“I formally studied Islam before I moved to the Balkans, and I quickly learned that I knew more about some formal teachings of Islam than the local people. The average person in my community doesn’t read the Koran or go to the mosque regularly. One of my friends identifies as a Muslim and wears a gold chain with his astrological sign. On paper those elements don’t add up. What I’ve found is that individuals don’t always meet the textbook definition of their religion, and discussing formal teachings can be almost pointless. It’s important to develop real relationships by getting to know the person, not just knowing what he or she is supposed to believe.” –Nolan, Balkans
2. Real people are messy

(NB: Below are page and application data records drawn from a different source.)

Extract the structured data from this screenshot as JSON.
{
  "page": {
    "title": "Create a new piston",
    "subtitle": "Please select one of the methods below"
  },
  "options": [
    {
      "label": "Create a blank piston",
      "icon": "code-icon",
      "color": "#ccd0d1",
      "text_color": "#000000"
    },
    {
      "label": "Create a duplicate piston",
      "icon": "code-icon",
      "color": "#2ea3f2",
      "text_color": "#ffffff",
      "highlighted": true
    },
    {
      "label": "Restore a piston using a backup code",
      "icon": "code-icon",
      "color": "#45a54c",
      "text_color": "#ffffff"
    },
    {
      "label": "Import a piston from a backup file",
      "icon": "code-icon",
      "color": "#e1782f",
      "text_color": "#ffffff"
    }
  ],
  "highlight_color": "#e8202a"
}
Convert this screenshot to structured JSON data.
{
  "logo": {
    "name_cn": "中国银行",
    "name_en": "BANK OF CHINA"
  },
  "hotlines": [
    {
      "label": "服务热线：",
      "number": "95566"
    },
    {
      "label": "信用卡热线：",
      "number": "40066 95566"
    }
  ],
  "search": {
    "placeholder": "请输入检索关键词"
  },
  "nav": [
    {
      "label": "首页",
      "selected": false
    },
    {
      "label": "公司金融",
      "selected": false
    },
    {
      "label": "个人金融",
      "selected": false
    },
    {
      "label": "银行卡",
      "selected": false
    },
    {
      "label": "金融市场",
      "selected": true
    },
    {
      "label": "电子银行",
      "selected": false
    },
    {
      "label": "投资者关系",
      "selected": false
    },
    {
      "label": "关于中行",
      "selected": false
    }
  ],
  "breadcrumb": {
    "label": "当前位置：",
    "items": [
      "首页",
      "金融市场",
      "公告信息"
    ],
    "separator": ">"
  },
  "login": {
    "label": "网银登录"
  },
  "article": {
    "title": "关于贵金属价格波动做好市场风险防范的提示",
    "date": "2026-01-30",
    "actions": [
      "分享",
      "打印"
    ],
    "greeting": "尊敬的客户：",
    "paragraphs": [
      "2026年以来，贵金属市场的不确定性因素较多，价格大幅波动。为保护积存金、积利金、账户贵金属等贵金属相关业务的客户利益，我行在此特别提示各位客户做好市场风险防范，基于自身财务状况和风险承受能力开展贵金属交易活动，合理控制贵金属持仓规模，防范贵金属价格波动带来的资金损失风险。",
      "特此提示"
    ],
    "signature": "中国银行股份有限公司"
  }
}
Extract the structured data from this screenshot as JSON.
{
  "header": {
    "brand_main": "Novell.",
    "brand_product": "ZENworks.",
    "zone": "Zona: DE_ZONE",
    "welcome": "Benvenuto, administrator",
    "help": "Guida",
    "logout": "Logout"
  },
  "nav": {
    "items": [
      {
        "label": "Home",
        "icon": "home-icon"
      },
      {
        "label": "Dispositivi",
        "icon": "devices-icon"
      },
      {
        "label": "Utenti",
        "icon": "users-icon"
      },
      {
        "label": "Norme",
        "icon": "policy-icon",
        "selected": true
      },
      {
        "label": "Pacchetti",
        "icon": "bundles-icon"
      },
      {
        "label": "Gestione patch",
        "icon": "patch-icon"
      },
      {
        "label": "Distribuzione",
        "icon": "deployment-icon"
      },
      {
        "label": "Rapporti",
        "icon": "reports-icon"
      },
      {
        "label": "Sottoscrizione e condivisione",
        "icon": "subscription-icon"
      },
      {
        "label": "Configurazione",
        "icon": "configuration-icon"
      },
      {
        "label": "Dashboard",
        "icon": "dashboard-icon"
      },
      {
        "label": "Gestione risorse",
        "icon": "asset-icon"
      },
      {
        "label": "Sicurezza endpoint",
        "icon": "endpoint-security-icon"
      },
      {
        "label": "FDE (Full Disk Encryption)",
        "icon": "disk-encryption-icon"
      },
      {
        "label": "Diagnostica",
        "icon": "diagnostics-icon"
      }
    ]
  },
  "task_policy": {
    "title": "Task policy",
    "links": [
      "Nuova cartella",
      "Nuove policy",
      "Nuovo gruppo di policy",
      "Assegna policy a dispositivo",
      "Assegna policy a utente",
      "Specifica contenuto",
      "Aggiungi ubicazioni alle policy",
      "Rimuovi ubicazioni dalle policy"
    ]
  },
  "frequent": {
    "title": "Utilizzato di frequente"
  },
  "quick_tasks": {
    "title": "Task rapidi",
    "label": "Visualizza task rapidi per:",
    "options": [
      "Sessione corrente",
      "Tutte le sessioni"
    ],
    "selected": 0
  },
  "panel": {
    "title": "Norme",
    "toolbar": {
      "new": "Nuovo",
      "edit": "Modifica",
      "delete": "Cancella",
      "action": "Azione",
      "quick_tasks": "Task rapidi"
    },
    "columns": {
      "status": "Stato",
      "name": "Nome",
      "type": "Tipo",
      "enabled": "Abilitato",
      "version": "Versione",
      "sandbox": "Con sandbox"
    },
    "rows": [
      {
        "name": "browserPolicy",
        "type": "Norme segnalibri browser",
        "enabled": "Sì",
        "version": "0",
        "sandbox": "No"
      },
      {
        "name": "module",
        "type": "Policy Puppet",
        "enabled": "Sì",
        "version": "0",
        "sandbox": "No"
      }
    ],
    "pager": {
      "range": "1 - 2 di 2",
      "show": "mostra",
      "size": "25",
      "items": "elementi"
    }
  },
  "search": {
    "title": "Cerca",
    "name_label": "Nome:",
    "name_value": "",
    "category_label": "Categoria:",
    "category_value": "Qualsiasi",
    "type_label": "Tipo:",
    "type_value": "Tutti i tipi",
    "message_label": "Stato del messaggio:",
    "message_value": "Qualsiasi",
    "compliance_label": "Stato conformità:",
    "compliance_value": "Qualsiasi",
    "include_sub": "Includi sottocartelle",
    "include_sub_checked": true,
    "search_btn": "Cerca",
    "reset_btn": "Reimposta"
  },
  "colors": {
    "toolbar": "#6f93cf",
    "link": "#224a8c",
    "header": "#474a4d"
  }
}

“We often hear about discipleship as a linear process from budding faith to maturity in Christ. But the reality is that people are non-linear in their walk with Jesus. Some have amazing transformations, while others struggle for years. You’ll experience heartbreak over someone’s life-destroying choices, but you’ll also experience indescribable joy as you watch someone go from walking in darkness to rejoicing in the light. True disciple-making relationships come with an emotional price to pay.” –Dave, Ecuador
3. The stress of crossing cultures will reveal your own sin
“I learned about culture shock before I went to Haiti. But one day early on, I found myself angry over a small thing. I was puzzled – what part of culture shock was this? I didn’t know I had issues with anger. But the stress of learning a new language and culture, and getting along with teammates who were so different than me, squeezed out things deep within my heart that I had not dealt with properly.” –Bruce, Haiti and Senegal
4. You need the local people as much as they need you
“During my intercultural studies internship, I relied on my American supervisors for everything I needed. After I graduated, I returned to Asia but this time, I had to learn to depend on local people when I needed help or had questions. It turns out they were even better helpers than my American friends because this was their home. In school, I learned to trust my training and my team (and God, of course). On the ground, I learned to trust my local friends, which not only benefited me but also grew our relationships deeper.” –Jana, Central Asia
5. When does helping help, and when does it hurt?
“Missions training on themes like creating dependency and economic development goals lose a lot of their practical application when you live among the people. The principles are good, but real-life issues are much less black and white. There’s so much nuance in learning how to help people in a constructive way that can’t be taught in a classroom; it has to be learned in the context of sincere relationships with the people you’re serving.” –Dave, Ecuador
6. Making disciples means sitting with people
“You can’t build relationships through a book. You have to be present, live among the people, and get involved in their lives. I didn’t always agree with their superstitions and traditions, but I learned to respect them. To earn the people’s respect, you have to respect them first.” –Darlene, Dominican Republic
7. You’ll be at home nowhere and everywhere
“We were at home in Nashville before we moved overseas. When we got to West Asia, we were not at home there. But then when we came back to the United States, we weren’t at home in Nashville anymore either. We had changed. We went from being at home in one place to being at home nowhere. Eventually, though, as we learned to transition cultures and understand people, we came to feel at home everywhere.” –Virgil, West Asia
The people in this story are real, but some names have been changed to protect their privacy.